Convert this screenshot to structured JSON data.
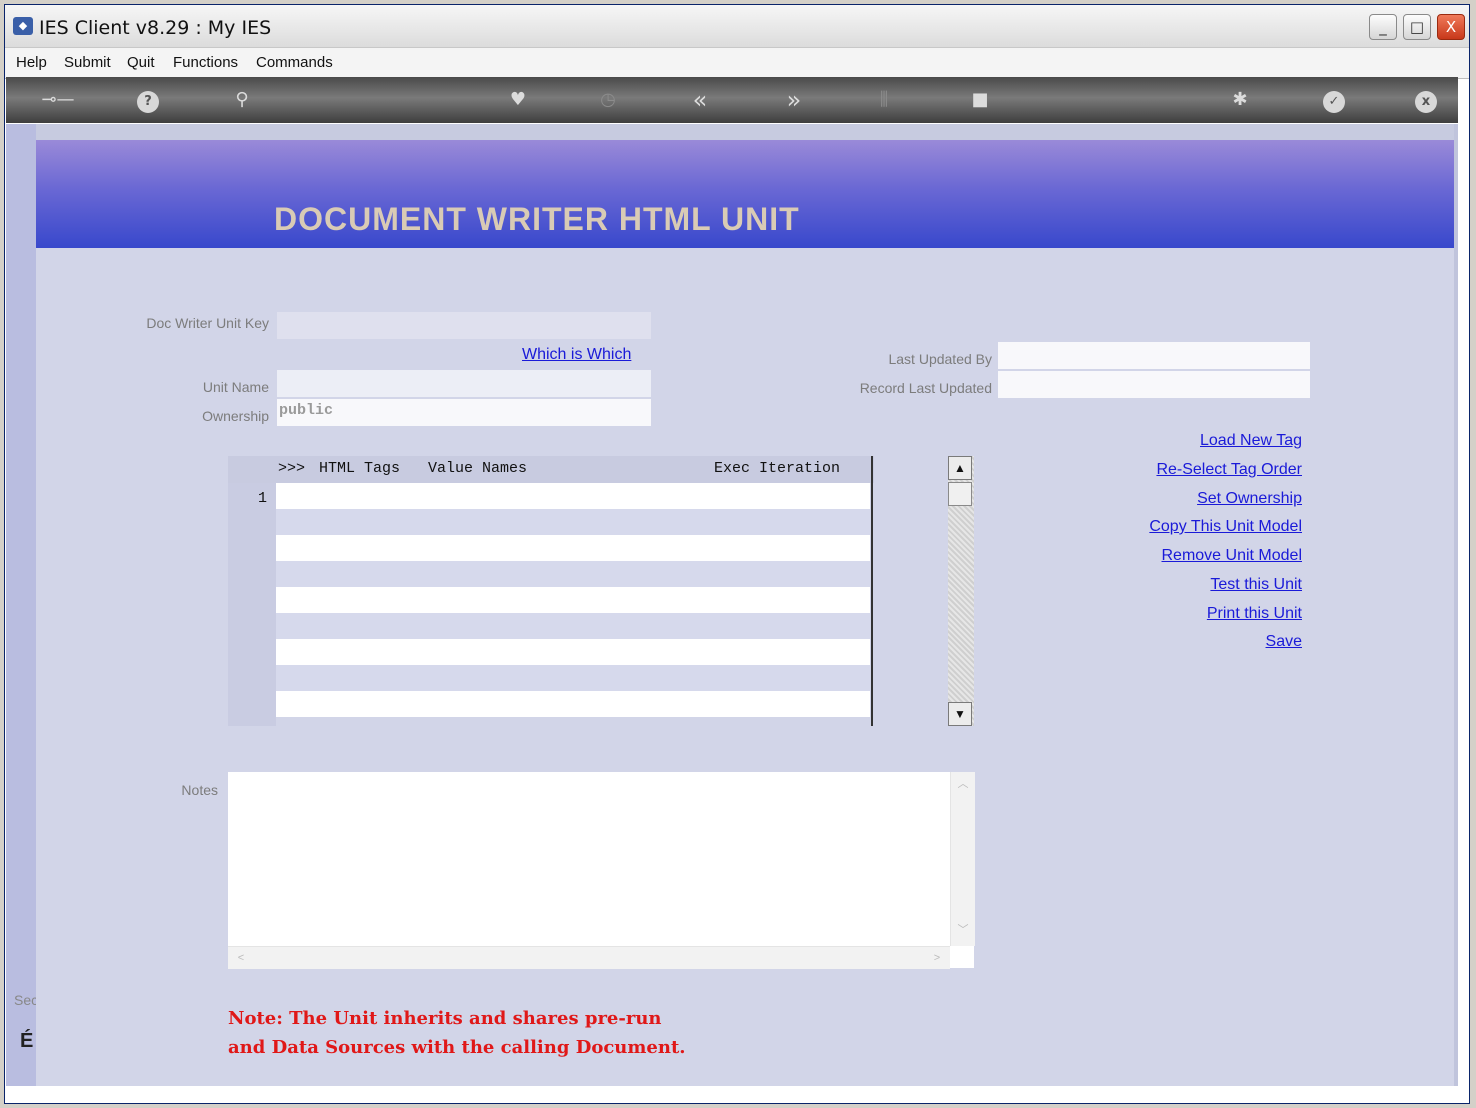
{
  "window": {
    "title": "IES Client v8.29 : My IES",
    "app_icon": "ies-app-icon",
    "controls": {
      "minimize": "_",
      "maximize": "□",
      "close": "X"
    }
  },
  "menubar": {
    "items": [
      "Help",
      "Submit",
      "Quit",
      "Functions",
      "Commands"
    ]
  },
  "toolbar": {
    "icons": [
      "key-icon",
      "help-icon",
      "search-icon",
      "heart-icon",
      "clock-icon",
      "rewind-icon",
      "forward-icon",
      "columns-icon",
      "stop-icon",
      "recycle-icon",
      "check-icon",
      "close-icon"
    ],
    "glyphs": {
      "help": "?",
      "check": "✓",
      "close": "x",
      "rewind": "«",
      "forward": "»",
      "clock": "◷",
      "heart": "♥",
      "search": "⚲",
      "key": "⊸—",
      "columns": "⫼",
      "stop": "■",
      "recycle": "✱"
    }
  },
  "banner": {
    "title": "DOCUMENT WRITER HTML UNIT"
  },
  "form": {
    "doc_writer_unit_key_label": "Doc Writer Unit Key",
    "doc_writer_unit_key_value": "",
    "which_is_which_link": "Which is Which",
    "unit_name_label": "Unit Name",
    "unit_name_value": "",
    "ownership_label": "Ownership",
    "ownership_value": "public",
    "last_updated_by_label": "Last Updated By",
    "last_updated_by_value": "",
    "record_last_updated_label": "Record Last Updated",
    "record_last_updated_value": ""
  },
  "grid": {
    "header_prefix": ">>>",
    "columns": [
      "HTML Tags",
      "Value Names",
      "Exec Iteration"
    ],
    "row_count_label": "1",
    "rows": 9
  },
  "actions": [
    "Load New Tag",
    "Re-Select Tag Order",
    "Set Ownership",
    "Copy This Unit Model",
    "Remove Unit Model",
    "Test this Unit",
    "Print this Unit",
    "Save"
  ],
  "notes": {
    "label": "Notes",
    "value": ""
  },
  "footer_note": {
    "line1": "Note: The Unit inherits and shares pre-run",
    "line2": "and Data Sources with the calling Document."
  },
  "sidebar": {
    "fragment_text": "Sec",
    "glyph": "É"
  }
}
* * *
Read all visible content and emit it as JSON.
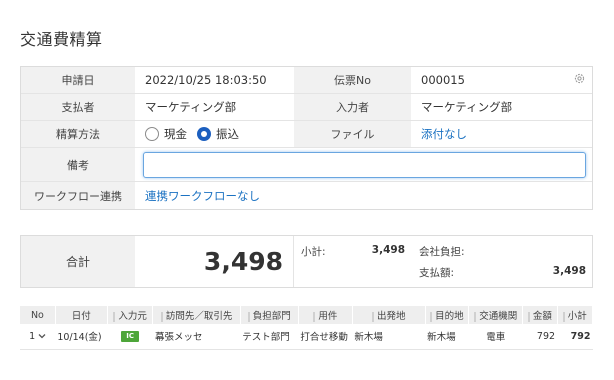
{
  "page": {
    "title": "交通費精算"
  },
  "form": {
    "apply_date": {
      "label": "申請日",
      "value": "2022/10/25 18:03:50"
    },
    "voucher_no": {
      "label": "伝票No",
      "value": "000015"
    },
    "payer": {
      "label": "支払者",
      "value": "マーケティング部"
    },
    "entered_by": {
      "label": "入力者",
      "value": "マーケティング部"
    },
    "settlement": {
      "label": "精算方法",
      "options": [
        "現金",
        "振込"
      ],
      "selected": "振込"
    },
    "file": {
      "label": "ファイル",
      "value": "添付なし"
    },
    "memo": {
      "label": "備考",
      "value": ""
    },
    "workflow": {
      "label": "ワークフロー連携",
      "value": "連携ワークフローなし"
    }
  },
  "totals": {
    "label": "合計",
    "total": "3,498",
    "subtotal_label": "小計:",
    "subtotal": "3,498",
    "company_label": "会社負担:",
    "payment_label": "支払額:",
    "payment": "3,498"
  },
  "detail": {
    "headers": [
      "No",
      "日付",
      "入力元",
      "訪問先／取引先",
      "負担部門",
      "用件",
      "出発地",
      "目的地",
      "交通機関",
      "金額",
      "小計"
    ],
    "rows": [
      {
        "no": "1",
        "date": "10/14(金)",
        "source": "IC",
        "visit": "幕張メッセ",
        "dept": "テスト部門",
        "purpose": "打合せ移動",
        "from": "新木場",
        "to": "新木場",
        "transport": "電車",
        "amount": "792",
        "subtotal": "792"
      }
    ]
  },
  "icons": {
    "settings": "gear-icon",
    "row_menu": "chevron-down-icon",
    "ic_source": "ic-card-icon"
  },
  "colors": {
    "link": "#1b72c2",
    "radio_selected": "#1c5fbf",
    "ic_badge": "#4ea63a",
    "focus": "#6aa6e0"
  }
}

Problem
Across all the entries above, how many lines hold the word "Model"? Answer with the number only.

Solution to this problem
2